     2. Votes are either given, by ballot, v.) or viva voce; they may be delivered personally by the voter himself, or, in some cases, by proxy. (q.v.)
     3. A majority (q.v.) of the votes given carries the question submitted, unless in particular cases when the constitution or laws require that there shall be a majority of all the voters, or when a greater number than a simple majority is expressly required; as, for example in the case of the senate in making treaties by the president and senate, two-thirds of the senators present must concur. Vide Angell on Corpor. Index, h.t.
     4. When the votes are equal in number, the proposed measure is lost.

A Law Dictionary, Adapted to the Constitution and Laws of the United States. By John Bouvier. Published 1856.
References in periodicals archive ?
When asked if her party was prepared to vote down a Labour Budget, she said: "[We] would be prepared to vote down a Budget if it was pushing, putting forward more cuts on the backs of the poor.
The DPJ-controlled upper house could vote down the bill Friday if the party fails to reach terms with the LDP on an amendment to exempt scandal-hit Shinginko Tokyo, a bank primarily owned by the Tokyo metropolitan government and under fire for lax lending, from public fund injections.
Health Minister Brian Gibbons said the Opposition's plans to vote down the Assembly's budget would stop money getting to hospices.
Constitutional Affairs Secretary Stephen Lam, who lobbied legislators to vote down the motion, insisted on first reaching a consensus on the election model before deciding when it should be carried out.
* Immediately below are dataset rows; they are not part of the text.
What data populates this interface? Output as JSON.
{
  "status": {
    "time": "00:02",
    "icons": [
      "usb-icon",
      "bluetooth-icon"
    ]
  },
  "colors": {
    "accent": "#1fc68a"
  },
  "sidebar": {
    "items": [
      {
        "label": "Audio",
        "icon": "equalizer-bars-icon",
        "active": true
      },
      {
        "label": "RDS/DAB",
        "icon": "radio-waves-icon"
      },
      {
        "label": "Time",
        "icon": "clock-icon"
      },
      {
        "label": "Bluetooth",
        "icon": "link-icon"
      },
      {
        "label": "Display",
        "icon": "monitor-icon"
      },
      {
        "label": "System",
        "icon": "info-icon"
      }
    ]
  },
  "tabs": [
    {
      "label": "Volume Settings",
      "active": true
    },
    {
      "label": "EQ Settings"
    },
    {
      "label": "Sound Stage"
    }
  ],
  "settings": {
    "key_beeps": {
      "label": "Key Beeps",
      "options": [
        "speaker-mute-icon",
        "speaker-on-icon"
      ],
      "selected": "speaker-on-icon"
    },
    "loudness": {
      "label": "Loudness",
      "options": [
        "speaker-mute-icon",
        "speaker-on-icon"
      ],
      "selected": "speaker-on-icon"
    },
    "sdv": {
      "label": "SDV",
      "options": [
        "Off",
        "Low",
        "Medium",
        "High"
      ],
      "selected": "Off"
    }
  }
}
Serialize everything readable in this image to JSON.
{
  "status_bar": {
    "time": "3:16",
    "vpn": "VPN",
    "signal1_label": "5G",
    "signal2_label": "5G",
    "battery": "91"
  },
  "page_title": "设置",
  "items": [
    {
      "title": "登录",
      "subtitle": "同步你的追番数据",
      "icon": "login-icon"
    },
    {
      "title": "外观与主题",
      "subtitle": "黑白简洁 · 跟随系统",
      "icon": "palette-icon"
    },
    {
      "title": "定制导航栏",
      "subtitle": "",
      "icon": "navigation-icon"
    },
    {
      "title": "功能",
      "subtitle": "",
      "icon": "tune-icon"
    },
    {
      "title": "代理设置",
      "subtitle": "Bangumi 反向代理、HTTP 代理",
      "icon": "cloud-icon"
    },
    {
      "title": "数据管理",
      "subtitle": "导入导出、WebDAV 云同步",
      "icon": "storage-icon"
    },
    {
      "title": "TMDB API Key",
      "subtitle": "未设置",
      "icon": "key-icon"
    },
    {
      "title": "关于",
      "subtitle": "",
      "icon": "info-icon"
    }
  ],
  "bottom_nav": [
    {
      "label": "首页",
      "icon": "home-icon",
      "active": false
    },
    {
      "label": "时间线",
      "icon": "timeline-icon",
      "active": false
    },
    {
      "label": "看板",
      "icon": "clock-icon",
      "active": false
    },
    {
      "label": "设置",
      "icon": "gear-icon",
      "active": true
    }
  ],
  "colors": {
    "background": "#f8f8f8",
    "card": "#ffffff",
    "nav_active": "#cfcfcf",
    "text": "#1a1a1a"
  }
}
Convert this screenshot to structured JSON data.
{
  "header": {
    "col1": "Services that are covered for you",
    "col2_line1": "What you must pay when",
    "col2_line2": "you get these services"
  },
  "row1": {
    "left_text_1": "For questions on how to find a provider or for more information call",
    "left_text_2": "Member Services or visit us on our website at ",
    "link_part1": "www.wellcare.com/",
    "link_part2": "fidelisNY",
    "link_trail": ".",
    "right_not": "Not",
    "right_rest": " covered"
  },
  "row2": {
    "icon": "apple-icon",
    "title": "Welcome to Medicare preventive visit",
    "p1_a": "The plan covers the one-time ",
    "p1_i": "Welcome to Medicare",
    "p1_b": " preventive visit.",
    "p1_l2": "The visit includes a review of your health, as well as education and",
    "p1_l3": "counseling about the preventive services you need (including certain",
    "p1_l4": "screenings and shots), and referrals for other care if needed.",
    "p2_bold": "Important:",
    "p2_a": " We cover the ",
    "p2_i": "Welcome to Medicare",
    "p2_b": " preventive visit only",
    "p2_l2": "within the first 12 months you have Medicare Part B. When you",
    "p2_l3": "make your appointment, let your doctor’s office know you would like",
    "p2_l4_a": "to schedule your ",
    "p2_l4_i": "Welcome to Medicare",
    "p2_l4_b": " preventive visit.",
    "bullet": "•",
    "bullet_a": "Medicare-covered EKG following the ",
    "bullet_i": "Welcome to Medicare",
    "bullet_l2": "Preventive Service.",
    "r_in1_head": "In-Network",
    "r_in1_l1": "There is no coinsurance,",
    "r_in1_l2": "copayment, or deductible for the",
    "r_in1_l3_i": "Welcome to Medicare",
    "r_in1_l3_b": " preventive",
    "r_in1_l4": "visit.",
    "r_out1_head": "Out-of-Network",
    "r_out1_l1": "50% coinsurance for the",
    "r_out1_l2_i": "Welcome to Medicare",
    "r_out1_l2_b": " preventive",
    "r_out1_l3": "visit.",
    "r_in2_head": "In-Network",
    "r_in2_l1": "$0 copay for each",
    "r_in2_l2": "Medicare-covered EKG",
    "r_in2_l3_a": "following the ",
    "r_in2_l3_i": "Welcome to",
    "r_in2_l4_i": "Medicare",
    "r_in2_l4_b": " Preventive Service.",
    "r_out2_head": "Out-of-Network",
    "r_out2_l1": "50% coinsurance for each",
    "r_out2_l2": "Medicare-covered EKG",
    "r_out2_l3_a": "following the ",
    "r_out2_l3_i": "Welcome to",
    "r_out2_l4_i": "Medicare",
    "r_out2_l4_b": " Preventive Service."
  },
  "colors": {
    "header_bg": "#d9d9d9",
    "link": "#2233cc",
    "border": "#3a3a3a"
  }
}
In mid-November, the House of Commons gave him his first-ever defeat, when Labour Party backbenchers defected to vote down Blair's proposal to lock up suspected terrorists for 90 days without charge.
The former firefighter said he was "dumbfounded" by the House of Commons' decision to vote down the Government's proposal to give police the power to detain terrorist suspects for up to 90 days without charge.
To their considerable credit, the state's voters ignored the pleas of Republican leaders such as Arizona Senator John McCain, and the state's Democratic Governor, Janet Napolitano, urging them to vote down the measure.